When deciding which fund manager to invest with, the first step is to identify your investment goals and strategy, including your investment horizon, as well as what kind of returns you are looking for.

“You may be saving for the long-term, perhaps for retirement, and may want an equity-based investment strategy, or you may opt for less risk over a shorter period, and decide to invest in a range of assets by investing in a balanced fund,” says Claire Rentzke, Senior Consultant at RisCura Consulting.

“Whatever your investment strategy and objectives may be, the fund manager you choose to invest with should align with your objectives.”

Most investors will look to recent past performance as an indication of who is the best manager. “You can’t discount past performance completely when making your decision, but there are other factors that should weigh in, and you should remember that no manager will be on top of the performance tables forever as  the market goes in cycles,” says Rentzke.

Assess the manager’s investment philosophy, process and people.  “Perhaps you’re looking to invest with a value manager in the equity space. You would need to find out if the manager is in fact a value manager and has a value investment philosophy that follows through to their investment process and ultimately their portfolio,” says Rentzke.

“You need to choose a manager who is best positioned to deliver or perform in line with what you, as an investor, are looking for. A potential fund manager must have a coherent philosophy that you understand.”

Rentzke says that an important thing to consider when looking at a fund manager’s process includes their ability to access and generate excellent investment information. “Ideally you want the manager to have access to superior information to be able to do thorough analyses on the companies and instruments they invest in. You would also want to consider how they generate investment ideas as, ultimately, the ideas they choose to follow through on will reflect in their portfolio.”

You would also consider who the people are, from the manager to his or her analysts and the rest of the team.

“Don’t pick a fund solely on the basis of the brand and what that represents; remember you will be investing with an individual fund manager or a team of managers working for that brand, ” Rentzke adds.

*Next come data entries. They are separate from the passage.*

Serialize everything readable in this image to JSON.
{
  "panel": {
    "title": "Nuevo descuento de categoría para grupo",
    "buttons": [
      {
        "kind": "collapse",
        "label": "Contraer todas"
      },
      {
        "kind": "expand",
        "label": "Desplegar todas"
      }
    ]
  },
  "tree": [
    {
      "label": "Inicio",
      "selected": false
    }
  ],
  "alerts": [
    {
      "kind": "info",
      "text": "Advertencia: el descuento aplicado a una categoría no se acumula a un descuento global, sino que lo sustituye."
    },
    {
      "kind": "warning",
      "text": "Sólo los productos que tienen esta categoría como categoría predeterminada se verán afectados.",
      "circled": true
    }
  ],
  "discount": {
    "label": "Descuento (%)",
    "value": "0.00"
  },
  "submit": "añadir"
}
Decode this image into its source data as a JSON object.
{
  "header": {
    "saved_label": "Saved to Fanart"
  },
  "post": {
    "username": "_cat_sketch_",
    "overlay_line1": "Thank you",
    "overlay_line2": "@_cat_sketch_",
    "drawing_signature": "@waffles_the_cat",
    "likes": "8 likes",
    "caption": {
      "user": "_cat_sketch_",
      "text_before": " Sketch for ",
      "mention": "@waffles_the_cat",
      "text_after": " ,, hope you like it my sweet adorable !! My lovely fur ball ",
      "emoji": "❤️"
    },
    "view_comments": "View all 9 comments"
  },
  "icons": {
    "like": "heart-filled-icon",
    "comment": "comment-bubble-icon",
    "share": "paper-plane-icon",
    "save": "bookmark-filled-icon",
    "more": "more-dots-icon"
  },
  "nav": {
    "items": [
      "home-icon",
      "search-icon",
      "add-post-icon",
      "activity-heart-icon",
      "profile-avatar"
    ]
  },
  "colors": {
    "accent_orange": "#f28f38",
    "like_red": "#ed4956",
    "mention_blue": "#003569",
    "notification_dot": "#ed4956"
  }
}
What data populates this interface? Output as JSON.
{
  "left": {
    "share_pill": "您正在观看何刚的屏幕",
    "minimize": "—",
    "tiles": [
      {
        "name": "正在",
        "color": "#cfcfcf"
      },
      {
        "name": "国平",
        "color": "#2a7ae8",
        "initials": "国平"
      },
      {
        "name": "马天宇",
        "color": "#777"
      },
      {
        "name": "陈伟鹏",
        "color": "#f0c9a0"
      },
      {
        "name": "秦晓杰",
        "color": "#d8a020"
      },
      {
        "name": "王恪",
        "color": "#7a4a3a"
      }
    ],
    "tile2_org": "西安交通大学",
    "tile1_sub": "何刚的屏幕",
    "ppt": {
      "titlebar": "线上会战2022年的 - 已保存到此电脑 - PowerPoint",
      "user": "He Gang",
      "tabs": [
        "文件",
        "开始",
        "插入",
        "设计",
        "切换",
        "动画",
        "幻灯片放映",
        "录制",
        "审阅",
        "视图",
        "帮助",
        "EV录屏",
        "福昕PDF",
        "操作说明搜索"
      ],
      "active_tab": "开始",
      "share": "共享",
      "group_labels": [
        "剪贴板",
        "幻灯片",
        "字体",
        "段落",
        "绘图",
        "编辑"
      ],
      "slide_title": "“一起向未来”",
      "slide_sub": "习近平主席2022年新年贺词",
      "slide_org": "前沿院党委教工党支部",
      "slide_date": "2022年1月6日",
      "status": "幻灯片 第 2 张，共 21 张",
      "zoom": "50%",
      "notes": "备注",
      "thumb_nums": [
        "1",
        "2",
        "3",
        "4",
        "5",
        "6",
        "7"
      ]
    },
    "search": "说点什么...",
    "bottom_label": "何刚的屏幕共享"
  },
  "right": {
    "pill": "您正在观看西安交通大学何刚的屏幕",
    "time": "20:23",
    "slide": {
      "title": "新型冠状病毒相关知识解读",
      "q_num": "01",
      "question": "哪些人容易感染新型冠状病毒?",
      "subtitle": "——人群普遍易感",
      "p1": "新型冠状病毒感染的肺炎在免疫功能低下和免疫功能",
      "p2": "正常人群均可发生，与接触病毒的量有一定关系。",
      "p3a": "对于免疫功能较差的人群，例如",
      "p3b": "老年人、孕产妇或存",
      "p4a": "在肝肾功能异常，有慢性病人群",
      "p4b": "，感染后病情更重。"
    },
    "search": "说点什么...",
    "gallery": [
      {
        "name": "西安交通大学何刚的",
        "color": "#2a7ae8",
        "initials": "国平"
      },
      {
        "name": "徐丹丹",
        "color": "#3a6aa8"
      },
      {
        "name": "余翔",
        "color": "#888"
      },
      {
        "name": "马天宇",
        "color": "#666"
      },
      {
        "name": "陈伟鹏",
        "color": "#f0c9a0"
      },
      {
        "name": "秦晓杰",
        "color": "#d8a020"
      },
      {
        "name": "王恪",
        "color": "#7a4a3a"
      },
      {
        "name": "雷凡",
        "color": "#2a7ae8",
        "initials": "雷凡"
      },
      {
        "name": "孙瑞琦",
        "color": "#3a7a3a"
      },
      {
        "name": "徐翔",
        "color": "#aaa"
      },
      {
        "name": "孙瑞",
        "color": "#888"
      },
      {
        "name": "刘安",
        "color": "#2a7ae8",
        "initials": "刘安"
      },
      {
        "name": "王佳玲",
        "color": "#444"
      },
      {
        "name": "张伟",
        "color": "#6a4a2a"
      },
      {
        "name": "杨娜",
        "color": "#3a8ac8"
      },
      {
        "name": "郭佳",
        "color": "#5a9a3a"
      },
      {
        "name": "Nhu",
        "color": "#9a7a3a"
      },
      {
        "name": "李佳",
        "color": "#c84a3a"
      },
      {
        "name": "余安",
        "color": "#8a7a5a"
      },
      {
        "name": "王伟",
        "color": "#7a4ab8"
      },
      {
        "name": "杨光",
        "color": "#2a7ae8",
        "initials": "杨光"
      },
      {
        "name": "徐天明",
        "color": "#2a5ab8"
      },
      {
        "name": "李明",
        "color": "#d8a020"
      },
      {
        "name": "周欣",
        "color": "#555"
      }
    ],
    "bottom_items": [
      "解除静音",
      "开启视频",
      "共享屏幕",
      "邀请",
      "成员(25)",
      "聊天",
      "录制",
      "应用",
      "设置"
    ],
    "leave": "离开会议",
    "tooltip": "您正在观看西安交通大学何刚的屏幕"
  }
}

It is much more difficult to sell out of a fund than it is to buy into one in that it’s a tough call to switch your investments, but there are some points to keep in mind. “Once you have chosen your fund manager, be aware of any red flags that may come up. If you notice anything has changed such as someone new is managing the fund or there’s been a change in the process, this could mean that the investment is no longer right for you.”